By Ray Hickson
Kerrin McEvoy knew Sydney had backed a winner hours before he became the toast of Randwick by winning the inaugural running of The Everest on Redzel.
The champion jockey said there’s little doubt the Everest concept has set a new benchmark for Sydney racing and he could feel it right from the start.
“It was on from race one, you knew it was going to have a different feel to it,’’ McEvoy said.
“It was unlike any other Sydney race day, that’s what you want to see on a big day at Randwick.
“I’m looking forward to seeing how it is going to evolve even further.’’
Over 33,000 people flocked to Randwick for The Everest and McEvoy said he felt the crowd was really engaged with the race day.
It was most evident in the lead up to The Everest, with the jockeys being introduced to the people, and when the gates opened there was a roar that is very rarely seen in Sydney.
“I liken it to a Cox Plate feel,’’ McEvoy said.
“It was electric, it’s something different and everyone was hanging on every horse’s step and there was a real focus on each race given the quality that was on offer.
“It was a great atmosphere and obviously I was the beneficiary of winning The Everest so I was probably feeling it more than anyone.
“I can tell you it was a bloody good feeling and I’m sure there’s plenty of other jockeys out there striving to feel what I felt on Saturday.’’

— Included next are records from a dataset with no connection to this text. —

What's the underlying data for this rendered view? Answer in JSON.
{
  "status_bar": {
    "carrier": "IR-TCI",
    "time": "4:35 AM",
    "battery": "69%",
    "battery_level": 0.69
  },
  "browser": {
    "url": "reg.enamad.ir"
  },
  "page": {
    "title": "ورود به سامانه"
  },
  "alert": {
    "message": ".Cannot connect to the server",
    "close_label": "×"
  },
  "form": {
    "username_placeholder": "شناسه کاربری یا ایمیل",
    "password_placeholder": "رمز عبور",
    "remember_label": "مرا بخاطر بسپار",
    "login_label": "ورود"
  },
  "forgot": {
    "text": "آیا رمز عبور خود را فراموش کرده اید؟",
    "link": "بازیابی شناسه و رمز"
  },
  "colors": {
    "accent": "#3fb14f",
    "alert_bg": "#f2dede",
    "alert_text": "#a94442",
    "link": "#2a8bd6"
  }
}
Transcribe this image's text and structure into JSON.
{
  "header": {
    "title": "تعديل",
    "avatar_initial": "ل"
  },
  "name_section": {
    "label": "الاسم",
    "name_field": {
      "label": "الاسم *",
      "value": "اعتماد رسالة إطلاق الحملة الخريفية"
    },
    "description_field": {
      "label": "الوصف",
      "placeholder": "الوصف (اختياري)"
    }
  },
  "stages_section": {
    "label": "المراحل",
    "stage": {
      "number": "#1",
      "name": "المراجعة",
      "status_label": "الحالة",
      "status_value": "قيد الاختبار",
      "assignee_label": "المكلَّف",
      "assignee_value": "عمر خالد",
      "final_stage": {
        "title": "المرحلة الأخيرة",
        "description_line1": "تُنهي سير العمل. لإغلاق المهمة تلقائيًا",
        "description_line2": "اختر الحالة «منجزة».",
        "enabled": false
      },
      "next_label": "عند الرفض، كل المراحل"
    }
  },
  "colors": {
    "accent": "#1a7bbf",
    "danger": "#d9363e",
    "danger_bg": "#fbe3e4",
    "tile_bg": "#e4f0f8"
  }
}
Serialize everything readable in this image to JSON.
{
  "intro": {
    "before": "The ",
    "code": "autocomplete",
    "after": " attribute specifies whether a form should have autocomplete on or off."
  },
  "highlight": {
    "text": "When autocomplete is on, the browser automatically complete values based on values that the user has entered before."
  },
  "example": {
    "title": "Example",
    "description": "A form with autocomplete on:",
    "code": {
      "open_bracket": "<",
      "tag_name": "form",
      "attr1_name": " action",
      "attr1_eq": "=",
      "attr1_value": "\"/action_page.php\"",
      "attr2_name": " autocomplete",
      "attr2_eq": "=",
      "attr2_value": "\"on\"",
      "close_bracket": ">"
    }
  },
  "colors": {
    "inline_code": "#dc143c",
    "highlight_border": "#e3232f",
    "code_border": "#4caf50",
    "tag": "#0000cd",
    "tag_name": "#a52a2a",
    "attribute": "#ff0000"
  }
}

Redzel took his earnings to just under $8 million by becoming the inaugural Everest winner and in doing so established himself as one of the best sprinters in the country.
His rise to the top has been remarkable and McEvoy said it’s a testament to trainers Peter and Paul Snowden and how they prepare their horses.
While he was always confident the gelding would run well he knew he couldn’t make any mistakes.
“I knew we had a good chance in the race but it felt like it was too far away to grasp given the quality of the race,’’ he said.
“I went there knowing we had to get it all done correctly and we were able to achieve it.
— Australian Turf Club (@atc_races) October 14, 2017
“It was a privilege to be on the back of him, he’s a lovely horse to ride and is very straightforward. He’s a cruiser in the morning, does his job without any fuss, and goes to work on race day.
“He’s first out of the barriers and travels wherever you want him and goes when you want him to go. He’s a real jockey’s dream and I’m sure Peter and Paul would say he’s a trainer’s dream.
“It was just a fantastic feeling on what was a great first Everest day in Sydney.’’
Of course around 24 hours after his Everest win McEvoy produced a 10 out of 10 ride to win the Cranbourne Cup on Godolphin import Folkswood.
It gave the weekend an appropriate, yet slightly ironic, twist given McEvoy was Godolphin’s (then Darley) number one rider in Australia when Peter Snowden was at the helm until 2014.
Since going solo, McEvoy has won 18 Group 1 races, plus an Everest, while the Snowdens have won 11 Group 1 races.